┏━━
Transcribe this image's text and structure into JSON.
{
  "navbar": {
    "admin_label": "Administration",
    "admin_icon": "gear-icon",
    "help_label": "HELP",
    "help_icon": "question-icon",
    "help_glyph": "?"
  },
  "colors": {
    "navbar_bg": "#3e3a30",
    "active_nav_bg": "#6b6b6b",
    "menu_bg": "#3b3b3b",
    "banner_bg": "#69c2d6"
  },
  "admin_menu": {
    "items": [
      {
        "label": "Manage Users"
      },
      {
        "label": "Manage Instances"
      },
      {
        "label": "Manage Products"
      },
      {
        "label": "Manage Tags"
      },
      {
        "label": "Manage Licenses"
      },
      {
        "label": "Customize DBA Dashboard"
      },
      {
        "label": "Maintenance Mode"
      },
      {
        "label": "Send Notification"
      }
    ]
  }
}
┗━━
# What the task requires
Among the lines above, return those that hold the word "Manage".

# Written solution
        "label": "Manage Users"
        "label": "Manage Instances"
        "label": "Manage Products"
        "label": "Manage Tags"
        "label": "Manage Licenses"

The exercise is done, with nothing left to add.